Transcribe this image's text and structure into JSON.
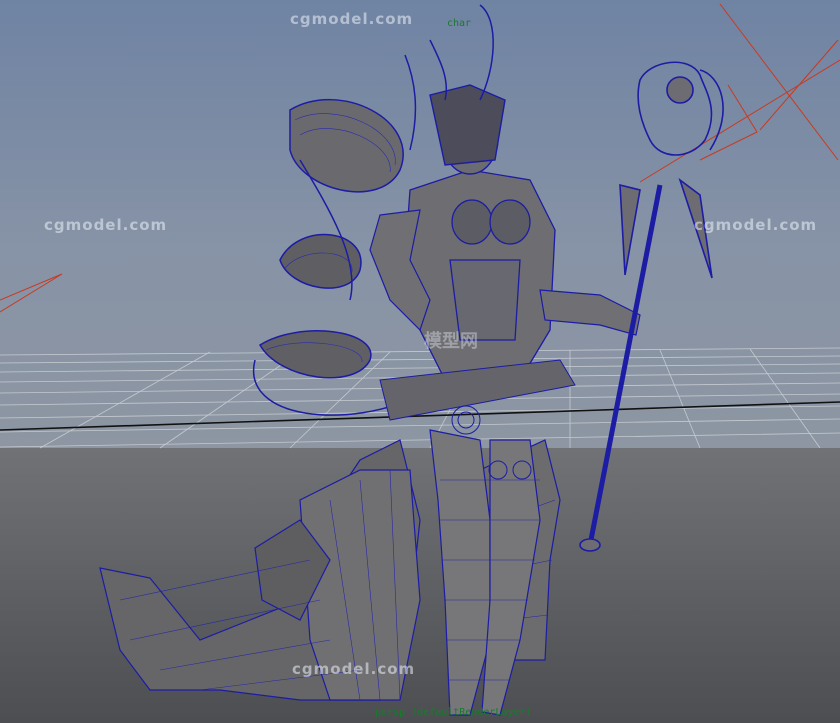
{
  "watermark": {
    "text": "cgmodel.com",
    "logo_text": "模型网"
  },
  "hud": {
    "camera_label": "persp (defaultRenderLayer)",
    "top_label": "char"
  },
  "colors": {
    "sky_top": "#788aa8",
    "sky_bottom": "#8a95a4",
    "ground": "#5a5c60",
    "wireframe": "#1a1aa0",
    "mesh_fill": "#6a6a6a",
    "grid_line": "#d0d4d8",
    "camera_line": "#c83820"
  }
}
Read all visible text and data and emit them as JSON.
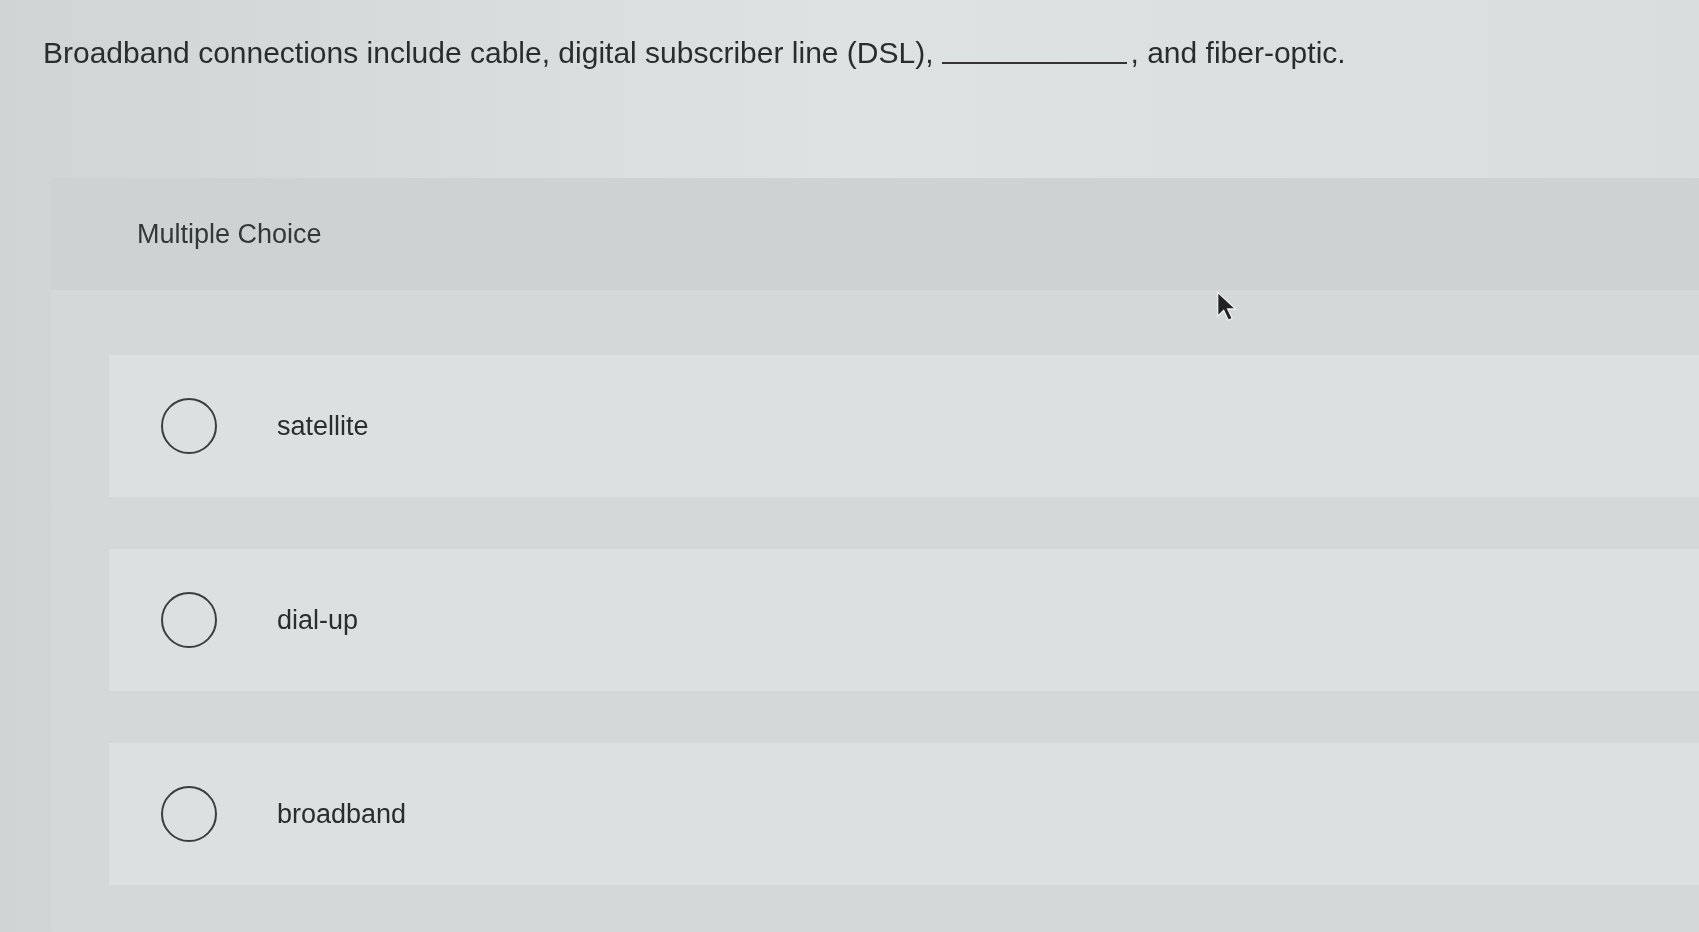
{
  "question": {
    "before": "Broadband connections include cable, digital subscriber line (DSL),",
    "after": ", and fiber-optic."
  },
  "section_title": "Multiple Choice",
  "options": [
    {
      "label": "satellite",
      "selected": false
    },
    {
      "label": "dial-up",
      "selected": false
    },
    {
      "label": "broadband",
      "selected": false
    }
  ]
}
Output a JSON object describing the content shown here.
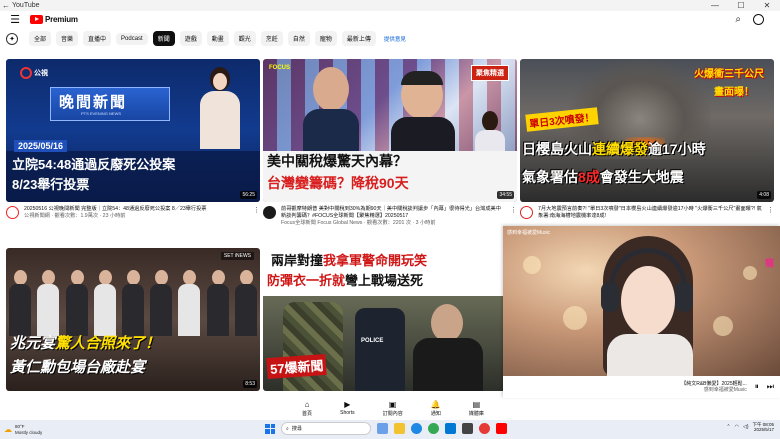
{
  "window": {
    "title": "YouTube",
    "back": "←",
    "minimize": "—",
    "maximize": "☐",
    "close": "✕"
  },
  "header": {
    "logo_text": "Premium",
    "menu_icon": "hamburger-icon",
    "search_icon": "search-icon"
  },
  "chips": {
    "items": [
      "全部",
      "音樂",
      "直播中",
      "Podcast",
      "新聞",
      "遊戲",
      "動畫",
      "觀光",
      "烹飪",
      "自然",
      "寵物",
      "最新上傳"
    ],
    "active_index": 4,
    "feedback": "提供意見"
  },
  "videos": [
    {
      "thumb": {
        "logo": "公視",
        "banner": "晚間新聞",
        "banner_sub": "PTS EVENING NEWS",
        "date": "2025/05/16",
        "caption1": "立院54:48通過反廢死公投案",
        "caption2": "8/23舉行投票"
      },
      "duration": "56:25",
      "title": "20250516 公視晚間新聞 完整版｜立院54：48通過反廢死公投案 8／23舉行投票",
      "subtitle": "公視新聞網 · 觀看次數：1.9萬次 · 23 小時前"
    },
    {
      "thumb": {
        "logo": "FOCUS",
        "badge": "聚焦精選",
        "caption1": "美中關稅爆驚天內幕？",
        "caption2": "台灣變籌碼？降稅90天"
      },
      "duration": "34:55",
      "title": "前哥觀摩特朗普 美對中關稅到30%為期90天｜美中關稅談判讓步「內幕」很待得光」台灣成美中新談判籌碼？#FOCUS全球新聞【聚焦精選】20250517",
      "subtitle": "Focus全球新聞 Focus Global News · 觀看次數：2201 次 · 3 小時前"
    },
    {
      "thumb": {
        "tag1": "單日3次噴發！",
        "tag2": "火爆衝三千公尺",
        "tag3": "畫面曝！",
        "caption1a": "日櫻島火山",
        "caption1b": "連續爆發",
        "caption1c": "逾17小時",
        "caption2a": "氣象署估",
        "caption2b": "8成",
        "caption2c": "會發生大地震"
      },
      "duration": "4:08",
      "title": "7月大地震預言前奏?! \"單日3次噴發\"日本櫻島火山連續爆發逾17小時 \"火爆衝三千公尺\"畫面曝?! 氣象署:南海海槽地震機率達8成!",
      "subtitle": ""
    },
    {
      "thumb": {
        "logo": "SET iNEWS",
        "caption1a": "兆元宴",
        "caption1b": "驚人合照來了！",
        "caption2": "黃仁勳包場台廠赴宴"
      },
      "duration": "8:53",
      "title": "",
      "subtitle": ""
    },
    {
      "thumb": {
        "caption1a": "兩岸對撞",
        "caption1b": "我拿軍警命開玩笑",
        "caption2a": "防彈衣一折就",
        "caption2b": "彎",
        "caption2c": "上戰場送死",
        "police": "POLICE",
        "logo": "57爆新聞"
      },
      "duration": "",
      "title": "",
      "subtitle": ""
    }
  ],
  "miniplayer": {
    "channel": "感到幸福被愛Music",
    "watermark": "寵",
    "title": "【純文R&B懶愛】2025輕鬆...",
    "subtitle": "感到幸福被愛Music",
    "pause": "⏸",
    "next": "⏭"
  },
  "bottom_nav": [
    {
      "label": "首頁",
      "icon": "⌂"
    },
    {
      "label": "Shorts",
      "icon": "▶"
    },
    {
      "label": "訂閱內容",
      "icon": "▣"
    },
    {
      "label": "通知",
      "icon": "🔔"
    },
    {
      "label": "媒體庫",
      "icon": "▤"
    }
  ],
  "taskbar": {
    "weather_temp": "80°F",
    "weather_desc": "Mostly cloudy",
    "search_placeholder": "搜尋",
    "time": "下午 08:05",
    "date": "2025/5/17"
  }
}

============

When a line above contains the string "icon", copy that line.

    "menu_icon": "hamburger-icon",
    "search_icon": "search-icon"
      "icon": "⌂"
      "icon": "▶"
      "icon": "▣"
      "icon": "🔔"
      "icon": "▤"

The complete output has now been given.